**SOURCE INFORMATION:**
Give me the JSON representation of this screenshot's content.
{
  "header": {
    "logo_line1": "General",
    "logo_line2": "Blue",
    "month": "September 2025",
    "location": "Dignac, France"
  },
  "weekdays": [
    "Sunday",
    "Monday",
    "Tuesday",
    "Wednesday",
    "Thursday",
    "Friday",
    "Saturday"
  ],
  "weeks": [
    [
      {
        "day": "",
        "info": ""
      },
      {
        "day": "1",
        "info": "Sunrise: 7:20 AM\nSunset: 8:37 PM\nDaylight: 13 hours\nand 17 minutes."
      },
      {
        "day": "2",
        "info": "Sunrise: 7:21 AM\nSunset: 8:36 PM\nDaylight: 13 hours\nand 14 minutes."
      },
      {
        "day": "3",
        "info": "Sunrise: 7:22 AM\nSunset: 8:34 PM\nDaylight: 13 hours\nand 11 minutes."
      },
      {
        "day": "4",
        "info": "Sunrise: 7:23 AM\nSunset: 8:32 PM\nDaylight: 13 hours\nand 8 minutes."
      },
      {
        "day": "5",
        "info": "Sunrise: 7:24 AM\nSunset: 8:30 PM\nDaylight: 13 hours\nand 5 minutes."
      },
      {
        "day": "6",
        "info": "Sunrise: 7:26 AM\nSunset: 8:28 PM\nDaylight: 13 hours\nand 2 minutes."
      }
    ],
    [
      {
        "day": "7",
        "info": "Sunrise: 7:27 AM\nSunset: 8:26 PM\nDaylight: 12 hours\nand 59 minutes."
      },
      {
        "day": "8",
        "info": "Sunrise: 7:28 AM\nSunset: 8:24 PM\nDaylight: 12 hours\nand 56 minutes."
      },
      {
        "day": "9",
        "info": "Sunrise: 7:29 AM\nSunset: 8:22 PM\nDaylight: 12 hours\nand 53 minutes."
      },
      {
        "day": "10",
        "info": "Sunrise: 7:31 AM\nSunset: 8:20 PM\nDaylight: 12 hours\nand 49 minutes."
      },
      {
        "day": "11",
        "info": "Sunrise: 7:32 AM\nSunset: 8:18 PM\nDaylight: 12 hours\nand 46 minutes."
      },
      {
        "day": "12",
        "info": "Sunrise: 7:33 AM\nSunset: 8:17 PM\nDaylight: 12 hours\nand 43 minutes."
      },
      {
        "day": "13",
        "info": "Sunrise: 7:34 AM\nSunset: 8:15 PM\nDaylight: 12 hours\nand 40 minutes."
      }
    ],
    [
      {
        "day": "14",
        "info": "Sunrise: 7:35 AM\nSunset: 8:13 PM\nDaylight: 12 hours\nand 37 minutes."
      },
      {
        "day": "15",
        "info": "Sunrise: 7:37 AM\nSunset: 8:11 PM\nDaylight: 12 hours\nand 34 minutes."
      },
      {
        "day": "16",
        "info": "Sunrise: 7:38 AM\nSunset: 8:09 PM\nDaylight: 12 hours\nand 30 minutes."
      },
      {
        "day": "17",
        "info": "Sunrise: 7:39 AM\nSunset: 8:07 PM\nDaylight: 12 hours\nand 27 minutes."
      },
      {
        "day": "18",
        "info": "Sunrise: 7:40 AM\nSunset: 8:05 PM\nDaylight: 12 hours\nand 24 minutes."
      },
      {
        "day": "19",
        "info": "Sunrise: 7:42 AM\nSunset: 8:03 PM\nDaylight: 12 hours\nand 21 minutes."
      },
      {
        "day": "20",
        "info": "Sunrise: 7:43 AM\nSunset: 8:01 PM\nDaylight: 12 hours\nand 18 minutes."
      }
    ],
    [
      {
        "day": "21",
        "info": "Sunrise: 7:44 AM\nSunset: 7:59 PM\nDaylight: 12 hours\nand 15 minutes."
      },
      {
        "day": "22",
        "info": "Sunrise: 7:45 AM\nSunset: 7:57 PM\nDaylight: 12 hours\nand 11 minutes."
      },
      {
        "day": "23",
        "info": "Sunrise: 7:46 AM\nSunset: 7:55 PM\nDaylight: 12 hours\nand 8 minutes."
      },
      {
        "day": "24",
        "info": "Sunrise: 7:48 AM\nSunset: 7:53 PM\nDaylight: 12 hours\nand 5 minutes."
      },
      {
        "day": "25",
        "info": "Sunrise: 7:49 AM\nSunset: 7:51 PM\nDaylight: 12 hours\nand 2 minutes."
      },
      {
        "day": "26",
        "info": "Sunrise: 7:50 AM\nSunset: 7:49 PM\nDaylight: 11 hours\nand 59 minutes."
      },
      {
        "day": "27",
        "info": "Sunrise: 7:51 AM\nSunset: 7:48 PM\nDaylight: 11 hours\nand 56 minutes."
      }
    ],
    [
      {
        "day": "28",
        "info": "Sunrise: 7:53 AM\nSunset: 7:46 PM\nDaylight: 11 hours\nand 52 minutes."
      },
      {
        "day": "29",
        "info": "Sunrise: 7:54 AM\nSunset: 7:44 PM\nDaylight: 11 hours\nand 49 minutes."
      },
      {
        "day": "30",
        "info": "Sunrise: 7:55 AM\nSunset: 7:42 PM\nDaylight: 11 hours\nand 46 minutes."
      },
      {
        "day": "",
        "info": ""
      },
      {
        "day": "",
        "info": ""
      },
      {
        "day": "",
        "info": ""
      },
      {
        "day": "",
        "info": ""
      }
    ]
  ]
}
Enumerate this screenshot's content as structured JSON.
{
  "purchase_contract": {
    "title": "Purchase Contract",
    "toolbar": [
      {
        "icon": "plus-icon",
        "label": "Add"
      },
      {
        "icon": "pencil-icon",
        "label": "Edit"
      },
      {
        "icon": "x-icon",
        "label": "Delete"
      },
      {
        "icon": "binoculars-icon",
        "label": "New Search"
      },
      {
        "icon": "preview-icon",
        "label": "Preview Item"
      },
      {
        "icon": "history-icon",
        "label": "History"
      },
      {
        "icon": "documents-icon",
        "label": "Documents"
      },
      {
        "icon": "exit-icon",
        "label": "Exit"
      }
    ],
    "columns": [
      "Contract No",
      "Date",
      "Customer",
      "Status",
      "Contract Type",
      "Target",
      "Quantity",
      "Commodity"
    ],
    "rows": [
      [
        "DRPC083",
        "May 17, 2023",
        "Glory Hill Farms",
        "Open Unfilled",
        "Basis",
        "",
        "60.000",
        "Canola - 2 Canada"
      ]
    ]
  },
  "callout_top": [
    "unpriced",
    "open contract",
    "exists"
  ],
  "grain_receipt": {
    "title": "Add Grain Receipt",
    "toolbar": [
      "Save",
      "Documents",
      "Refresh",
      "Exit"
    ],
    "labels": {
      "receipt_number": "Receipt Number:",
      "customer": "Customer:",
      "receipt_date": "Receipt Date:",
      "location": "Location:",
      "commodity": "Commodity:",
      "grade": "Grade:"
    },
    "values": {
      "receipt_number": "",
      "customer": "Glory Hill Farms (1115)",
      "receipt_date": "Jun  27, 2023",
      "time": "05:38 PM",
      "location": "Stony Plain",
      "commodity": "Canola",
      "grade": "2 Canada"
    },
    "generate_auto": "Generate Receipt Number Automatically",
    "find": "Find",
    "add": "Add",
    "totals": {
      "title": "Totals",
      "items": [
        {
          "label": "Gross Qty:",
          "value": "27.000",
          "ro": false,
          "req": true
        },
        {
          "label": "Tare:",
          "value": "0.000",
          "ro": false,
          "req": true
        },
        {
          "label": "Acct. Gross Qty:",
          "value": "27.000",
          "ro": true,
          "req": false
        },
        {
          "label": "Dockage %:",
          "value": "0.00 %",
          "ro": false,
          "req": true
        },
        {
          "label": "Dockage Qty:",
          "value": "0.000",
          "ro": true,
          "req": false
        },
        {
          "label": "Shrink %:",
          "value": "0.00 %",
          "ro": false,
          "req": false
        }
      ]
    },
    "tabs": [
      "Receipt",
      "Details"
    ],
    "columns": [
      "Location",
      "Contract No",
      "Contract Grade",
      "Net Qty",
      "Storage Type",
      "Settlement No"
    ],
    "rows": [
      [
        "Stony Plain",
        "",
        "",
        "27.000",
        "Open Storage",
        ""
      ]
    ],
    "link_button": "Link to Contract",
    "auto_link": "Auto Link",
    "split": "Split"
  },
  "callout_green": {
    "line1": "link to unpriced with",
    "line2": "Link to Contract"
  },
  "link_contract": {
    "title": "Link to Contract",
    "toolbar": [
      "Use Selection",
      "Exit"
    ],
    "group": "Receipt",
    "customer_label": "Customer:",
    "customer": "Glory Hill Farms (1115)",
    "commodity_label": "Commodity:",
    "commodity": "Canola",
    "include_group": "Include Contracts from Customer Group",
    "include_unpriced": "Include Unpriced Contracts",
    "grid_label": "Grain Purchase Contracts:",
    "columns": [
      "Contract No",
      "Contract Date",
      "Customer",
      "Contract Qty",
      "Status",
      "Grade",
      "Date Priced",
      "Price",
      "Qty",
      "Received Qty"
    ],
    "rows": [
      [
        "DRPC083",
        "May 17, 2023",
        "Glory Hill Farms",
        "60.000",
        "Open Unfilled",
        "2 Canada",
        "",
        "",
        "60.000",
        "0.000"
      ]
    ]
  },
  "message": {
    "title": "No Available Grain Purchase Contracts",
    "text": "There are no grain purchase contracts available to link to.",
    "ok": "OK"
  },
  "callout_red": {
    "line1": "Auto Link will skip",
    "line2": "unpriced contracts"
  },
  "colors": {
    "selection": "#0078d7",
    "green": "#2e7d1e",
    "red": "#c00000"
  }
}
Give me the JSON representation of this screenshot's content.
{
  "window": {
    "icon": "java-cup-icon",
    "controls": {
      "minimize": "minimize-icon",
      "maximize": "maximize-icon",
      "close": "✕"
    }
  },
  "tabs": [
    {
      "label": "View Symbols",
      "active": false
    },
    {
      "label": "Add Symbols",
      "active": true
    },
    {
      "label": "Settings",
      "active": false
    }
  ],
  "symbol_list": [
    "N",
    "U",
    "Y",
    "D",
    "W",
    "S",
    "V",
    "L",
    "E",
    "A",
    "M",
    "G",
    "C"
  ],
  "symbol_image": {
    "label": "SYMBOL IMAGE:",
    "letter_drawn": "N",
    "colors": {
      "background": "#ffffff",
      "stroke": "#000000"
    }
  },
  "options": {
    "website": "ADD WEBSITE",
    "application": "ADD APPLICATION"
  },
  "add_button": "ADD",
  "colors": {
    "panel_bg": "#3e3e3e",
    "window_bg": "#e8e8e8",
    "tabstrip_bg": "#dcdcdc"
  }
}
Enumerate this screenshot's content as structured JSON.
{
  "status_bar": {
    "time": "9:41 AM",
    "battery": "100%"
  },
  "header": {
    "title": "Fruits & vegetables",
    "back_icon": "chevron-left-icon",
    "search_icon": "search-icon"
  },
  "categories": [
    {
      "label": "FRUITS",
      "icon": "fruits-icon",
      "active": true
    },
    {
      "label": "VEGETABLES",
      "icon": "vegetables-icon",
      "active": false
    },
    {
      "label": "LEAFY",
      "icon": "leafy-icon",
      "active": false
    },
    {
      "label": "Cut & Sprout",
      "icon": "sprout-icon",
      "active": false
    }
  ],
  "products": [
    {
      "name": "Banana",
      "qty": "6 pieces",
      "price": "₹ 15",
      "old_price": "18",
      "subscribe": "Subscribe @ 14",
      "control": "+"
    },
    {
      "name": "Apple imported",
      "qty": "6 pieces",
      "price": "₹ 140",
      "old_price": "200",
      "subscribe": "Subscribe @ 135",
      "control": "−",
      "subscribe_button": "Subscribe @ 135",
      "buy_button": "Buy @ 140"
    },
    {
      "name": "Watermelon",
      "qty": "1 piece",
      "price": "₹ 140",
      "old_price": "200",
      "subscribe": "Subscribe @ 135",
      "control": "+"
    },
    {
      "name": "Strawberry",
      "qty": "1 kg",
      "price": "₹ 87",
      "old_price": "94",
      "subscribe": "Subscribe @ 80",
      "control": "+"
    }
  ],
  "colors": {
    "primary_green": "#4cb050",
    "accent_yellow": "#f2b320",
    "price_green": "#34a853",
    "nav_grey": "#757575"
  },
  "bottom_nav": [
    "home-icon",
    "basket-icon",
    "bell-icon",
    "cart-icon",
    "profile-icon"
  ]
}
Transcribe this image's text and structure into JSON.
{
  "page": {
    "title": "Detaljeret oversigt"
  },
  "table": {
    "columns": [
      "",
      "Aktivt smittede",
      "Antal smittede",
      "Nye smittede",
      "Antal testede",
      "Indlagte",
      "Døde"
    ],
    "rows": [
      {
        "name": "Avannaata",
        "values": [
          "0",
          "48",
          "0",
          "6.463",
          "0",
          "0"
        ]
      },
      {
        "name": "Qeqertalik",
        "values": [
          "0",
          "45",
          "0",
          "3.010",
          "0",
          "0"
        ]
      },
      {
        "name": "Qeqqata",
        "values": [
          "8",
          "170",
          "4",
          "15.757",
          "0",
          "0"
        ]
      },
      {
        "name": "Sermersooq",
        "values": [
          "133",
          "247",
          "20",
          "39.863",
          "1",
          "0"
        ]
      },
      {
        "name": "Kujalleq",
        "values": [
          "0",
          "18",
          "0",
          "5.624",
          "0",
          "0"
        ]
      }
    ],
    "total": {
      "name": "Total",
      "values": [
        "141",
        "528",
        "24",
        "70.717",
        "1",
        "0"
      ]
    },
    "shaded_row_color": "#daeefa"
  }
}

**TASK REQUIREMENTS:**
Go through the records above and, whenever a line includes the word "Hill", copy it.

**EXERCISE RESULT:**
        "Glory Hill Farms",
      "customer": "Glory Hill Farms (1115)",
    "customer": "Glory Hill Farms (1115)",
        "Glory Hill Farms",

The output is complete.